>>>>>

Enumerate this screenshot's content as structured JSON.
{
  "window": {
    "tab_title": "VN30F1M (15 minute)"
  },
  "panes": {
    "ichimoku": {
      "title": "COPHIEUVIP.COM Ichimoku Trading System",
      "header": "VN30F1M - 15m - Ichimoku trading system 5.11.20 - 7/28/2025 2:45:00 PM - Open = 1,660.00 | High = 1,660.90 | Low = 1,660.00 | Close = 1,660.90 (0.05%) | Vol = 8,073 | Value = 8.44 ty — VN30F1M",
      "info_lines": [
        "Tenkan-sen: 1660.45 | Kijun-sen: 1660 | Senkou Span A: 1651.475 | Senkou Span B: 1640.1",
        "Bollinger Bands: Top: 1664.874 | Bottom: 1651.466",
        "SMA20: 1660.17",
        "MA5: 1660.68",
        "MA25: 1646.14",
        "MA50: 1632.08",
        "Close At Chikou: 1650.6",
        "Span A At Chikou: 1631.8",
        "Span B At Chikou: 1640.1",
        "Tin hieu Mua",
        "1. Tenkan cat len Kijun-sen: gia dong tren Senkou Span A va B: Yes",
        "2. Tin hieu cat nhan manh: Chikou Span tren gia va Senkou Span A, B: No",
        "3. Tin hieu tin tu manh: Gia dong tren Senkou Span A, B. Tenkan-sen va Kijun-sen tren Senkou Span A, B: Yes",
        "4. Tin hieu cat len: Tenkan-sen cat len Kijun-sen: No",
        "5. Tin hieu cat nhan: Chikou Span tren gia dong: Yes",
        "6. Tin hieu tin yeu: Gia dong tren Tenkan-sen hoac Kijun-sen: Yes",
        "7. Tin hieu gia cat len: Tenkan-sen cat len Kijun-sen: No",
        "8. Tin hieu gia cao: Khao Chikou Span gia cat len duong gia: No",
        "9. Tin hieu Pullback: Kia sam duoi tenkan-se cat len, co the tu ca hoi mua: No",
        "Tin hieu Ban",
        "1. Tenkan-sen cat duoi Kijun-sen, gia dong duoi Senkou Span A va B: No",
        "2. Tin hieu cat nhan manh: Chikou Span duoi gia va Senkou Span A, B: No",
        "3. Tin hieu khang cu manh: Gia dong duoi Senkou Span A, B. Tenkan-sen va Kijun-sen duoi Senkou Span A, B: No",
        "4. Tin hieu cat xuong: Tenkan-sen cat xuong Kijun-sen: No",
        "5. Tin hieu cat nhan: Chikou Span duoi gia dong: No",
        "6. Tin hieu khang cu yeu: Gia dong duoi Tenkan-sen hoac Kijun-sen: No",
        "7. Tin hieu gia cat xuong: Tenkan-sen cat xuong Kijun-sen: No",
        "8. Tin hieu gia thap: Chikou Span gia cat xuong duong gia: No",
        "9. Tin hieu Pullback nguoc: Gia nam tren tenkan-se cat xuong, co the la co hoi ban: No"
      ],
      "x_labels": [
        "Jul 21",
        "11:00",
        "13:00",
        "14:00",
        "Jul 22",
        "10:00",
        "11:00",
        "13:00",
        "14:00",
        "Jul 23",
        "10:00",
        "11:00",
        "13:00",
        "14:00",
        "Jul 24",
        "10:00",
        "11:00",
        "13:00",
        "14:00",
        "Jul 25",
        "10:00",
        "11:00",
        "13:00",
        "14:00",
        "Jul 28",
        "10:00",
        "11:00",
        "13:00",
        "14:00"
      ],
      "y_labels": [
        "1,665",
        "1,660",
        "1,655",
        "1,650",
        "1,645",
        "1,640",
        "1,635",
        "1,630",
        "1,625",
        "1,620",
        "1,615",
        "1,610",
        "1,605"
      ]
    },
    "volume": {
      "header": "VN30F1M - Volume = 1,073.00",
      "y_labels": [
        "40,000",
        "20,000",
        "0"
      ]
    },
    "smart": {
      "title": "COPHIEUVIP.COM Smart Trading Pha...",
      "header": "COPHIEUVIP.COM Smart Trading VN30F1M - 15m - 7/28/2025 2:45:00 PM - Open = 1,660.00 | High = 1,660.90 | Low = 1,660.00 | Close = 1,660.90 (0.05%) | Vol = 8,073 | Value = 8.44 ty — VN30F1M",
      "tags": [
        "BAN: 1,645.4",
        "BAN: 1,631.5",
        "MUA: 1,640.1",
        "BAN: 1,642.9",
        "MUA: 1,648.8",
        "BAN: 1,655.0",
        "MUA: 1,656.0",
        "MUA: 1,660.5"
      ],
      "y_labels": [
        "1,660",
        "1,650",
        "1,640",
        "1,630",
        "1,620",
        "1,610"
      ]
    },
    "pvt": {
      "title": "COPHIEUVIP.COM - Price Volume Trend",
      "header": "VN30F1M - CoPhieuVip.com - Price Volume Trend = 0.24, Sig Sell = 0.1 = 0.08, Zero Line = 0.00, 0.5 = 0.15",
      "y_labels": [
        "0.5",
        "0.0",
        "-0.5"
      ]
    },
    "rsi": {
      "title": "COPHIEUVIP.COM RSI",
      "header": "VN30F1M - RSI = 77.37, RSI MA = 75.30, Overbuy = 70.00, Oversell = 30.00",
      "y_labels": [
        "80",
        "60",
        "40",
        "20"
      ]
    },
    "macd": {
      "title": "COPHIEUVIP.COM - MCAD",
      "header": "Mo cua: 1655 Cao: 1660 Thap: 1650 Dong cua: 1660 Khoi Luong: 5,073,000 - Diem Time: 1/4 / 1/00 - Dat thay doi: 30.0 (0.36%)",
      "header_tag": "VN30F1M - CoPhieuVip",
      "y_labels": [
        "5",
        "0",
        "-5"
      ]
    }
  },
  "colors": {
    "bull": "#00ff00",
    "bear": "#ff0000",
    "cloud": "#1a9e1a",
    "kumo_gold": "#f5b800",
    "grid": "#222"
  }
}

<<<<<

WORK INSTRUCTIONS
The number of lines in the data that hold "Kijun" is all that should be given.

THE COMPLETED TASK
11